Laurette Taylor only appeared in four films, the last in 1924, but is considered one of the most influential stage actresses of all time. She was a model and inspiration for Katherine Hepburn, Uta Hagen, who praises her in her book "A Challenge for the Actor", Martin Landau, Maureen Stapleton, and Spencer Tracy, among others.

Lucille Ricksen was a child and teenage star at the top of her game when she died at age 15 in 1925 after appearing in 36 films. After her death from tuberculosis, the media charged her illness was caused by working non-stop for twelve years under poor conditions. Her death was used as an example for parents not to exploit their talented children.

Mabel Normand is well known to early film buffs, having appeared in 221 films from 1910 to 1927. She helped make Keystone successful. She also directed 15 films and wrote several of her films. Unfortunately, she may be best remembered for her off-screen life of partying and cocaine and alcohol use. Those behaviors were coupled with her being a suspect in the William Desmond Taylor murder. Mabel died of tuberculosis in 1930.
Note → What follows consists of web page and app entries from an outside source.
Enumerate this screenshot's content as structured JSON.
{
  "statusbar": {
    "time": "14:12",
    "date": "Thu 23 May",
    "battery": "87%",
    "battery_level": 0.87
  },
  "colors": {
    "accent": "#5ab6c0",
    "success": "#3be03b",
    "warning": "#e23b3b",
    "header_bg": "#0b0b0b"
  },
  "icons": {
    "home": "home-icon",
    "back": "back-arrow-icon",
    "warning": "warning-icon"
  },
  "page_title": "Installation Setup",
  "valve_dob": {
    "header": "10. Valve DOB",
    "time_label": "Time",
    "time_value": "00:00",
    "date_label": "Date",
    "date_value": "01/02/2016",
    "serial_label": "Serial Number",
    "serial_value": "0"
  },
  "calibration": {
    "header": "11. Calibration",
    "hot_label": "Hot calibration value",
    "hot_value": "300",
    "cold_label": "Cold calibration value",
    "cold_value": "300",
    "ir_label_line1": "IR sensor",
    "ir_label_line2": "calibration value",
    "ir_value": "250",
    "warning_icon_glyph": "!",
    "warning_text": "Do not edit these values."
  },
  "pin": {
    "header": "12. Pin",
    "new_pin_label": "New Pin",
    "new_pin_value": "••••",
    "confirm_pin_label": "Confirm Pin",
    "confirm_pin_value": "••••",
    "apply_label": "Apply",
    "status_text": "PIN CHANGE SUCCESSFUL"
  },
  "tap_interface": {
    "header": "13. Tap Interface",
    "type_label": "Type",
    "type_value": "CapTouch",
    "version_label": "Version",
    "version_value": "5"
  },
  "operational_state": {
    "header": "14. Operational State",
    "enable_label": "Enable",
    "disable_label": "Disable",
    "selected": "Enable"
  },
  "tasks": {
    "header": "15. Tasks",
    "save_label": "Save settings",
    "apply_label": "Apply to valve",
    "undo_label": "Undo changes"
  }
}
Mary Miles Minter, very popular from 1912 to 1923, appeared in 54 films. However, when she was 20 and reportedly romantically involved with director William Desmond Taylor, he was murdered in his home. She wasn't considered a suspect by any means, but because of a young woman involved with a man who was old enough to be her father caused the audience to shun her. After filming Drums Of Fate in 1923, Mary never returned to the silver screen.
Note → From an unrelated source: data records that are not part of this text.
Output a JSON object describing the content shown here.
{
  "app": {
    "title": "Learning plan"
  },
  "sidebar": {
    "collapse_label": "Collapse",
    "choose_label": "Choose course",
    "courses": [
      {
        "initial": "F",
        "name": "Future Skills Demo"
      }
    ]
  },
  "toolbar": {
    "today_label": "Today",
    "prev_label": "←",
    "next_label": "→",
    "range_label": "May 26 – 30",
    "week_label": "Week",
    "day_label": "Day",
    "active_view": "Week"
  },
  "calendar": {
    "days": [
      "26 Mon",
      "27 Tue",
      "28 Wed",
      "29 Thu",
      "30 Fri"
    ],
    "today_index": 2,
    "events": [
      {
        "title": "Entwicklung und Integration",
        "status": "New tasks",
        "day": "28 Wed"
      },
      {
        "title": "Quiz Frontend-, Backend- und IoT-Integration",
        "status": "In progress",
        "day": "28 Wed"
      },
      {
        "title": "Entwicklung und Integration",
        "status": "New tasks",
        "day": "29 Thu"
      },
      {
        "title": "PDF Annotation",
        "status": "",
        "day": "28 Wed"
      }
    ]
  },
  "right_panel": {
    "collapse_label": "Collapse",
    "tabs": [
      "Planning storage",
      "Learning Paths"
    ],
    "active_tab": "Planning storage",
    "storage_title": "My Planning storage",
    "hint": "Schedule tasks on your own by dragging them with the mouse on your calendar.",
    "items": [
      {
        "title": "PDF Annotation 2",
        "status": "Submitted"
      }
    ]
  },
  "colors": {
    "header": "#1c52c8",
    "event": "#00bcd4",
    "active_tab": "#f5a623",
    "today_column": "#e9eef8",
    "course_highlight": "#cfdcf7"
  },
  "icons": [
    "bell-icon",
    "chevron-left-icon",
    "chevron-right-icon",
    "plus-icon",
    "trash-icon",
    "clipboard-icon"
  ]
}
To learn more about the William Desmond Taylor still unsolved murder, click here.

Mary Philbin made 31 films from 1921 to 1929, but is best remembered for her lead role in 1925's The Phantom of the Opera opposite Lon Chaney. She was an actress favored by Eric Von Stroheim, and credited him with furthering her career. Her personal life, particularly the strict control exercised by her parents, made it difficult for Mary to make her own way in Hollywood. She was named a WAMPAS baby star of 1922, the first year of the organization's existence. Mary live long enough to attend the Los Angeles premiere of the musical adaptation of The Phantom of the Opera starring Michael Crawford.

Mimi Palmeri, her real name, became Mona Palma by her fourth of seven films. There is not much information about Mimi, but I do know that at least one Cuban tobacco card, featuring her image, was published. She died at age 92.

Mary Thurman, born Mary Christiansen, appeared in nearly 59 films from 1915 up until her death in 1925 from bronchopneumonia. Mary's movie career began with roles in the comedies of Mack Sennett, as did so many actresses of the day.

Nita Naldi, after a successful stage run with the Ziegfeld Follies, landed in Hollywood. In 1920, at the age of 25, she starred in her first film, Dr. Jekyll and Mr. Hyde, along side John Barrymore. In 1921, she appeared in Experience, as Tempation. She was the vamp of the moment.

However, it was 1922's Blood and Sand that was to set her apart from others. Nita starred opposite Rudolph Valentino in one of the silent era's epic last truly great productions. Nita would go on to be Valentino's most frequent co-star.

However, while still a box office draw, in 1926 she eloped and relocated to Paris. She made three more films and retired from the screen. Nita did continue to perform in the theater.

Shirley Mason made 119 films, 61 of them before age 20. As a child and young actress, she was in small and uncredited roles. However, as she matured, more substantial parts came her way and by the mid 1920's until her final film in 1929, a part talkie, Shirley had the female lead in most of her films. She was the sister of silent film actress Viola Dana.

Pearl White left the screen in 1924 after 217 films! If you know the name, it is undoubtedly because of her roles as Pauline, in 1914's serial, The Perils of Pauline. This however, was just the first of 11 serials in which she starred. Flying airplanes, racing cars, swimming across rivers, and doing other similar feats, she did much of her own stunt work and suffered injuries that would force her to use a stunt double in her later films. Pearl left film and the U.S. in 1923, moving to Paris and living there until her death in 1938.


The Silent Stars of 1924.